MIDDLEBURY — Say goodbye to the Sims Oak Hills Golf Course north of Middlebury.
The course, owned by the city of Elkhart, closed a year ago due to budget constraints, and on Saturday, Oct. 19 — exactly a year after it shut its doors — the 215-acre facility sold at auction for $1,335,000.
That’s more than double the minimum asking price, $650,000, and Arvis Dawson, assistant to Elkhart Mayor Dick Moore, said he was pleased with the results. The buyers, he noted, appeared to be locals, not outside speculators who might change the face of the area.
Still, five groups bought individual chunks of the parcel, each with distinct plans, meaning the golf course — which Elkhart started operating in the mid-1960s — becomes a thing of the past.
“It’s sad,” said Karin Frey, superintendent of the Elkhart City Parks and Recreation Department and a spectator at Saturday’s auction. The city acquired the course from Ernie Sims in 1965 for a token $1 payment, and the fact that the 18-hole facility will fade away is “the one thing I do regret.”
Well over 100 people showed up for the two-hour auction, packing the old clubhouse of the golf course.
Only one bidder Saturday had plans to maintain the facility as a golf course, according to Brian Thomas, a member of the Elkhart City Council and another spectator. That bidder didn’t submit a high enough offer, but Thomas took the demise of the golf course in stride in light of mixed city efforts over the years to operate the place.
“We’ve proven time and time again — we have no business operating anything but the city,” he said. He noted the distance of the golf course from Elkhart, 15 miles to the east at the S.R. 120-S.R. 13 crossing, and the tricky logistics of managing something so far away.
The top bid for the plot as a unified parcel reached $875,000, but the cumulative total for individual parcels carved out of that easily exceeded the figure, by $460,000. The auction proceeds, less costs of the auction, will go into the Elkhart general fund, according to Dawson.
Elkhart leaders decided last year close Sims Oak Hills Golf Course as they wrestled to craft the 2013 budget plan. A bidder in July offered around $250,000 for the golf course, but city officials rejected it, paving the way for Saturday’s auction.
$6,197.77 PER ACRE
The plans among the winning bidders — who still have to formally close their deals — vary:
John Laughlin of Middlebury offered the winning $315,000 bid for a 39.7-acre chunk on the east side of the golf course. He doesn’t have any immediate plans.
“Just an investment,” he said.

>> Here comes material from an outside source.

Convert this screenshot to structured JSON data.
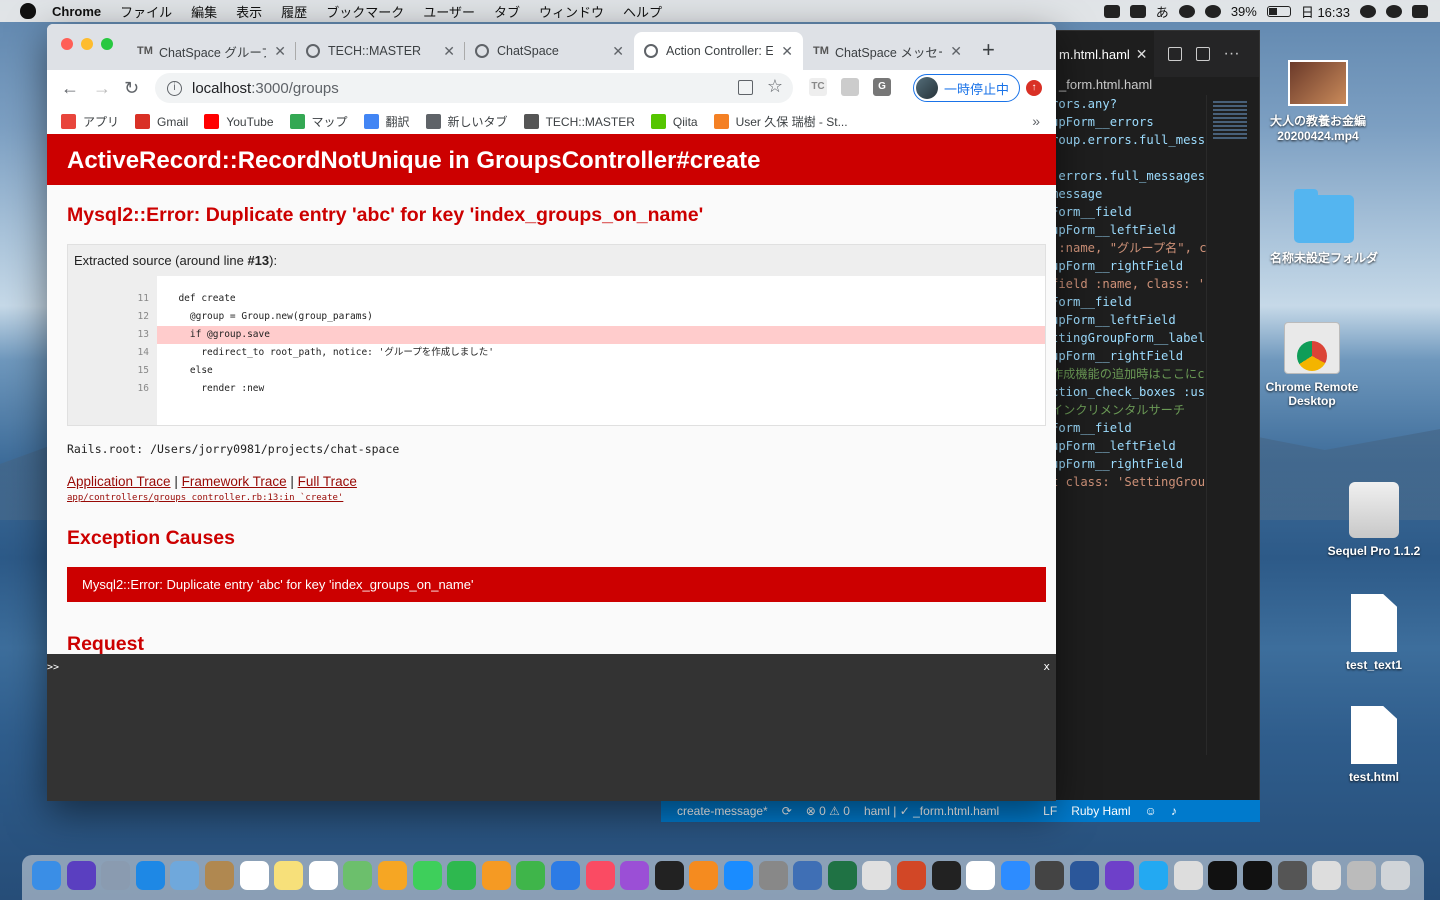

There’s some potentially good timber on the golf course land, he said, but in his view it’s of limited agricultural value.
Vernon and Daniel Bontrager, brothers from the Shipshewana area, offered the winning bid, $475,000, on the biggest parcel, an 80-acre plot on the west side of the old golf course. Daniel Bontrager, a factory worker, said he may build a home there, while his brother may house some cattle on the land.
Regardless, they don’t plan to alter the rural feel of the land, and Vernon Bontrager, a woodworker, said he may plant more trees, adding to the heavy woods already present.
Nathan Yoder of Shipshewana and Steven Lehman of Middlebury jointly submitted the winning $380,000 bid on the central 72.9-acre plot where the golf course parking lot and clubhouse sit. They each talk of building a home on the property eventually, maybe letting cattle roam the land.
Jason and Jennifer Schreiber made the winning $75,000 bid for an 11.6-acre plot in the southeastern corner of the course. Jennifer Schreiber said she and her family plan to build a home on the land and raise horses.
The final parcel, an 11.2-acre section south of the Schreiber plot, went for a bid of $90,000. The winning bidder asked to remain anonymous.
All told, the 215 or so acres sold fetched, on average, nearly $6,200 per acre.
A separate auction of the tractors and other golf course equipment is set for Nov. 9 starting at 10 a.m., also at the old golf course grounds. Like Saturday’s auction, it will be handled by Bartel & Co. Auctioneers.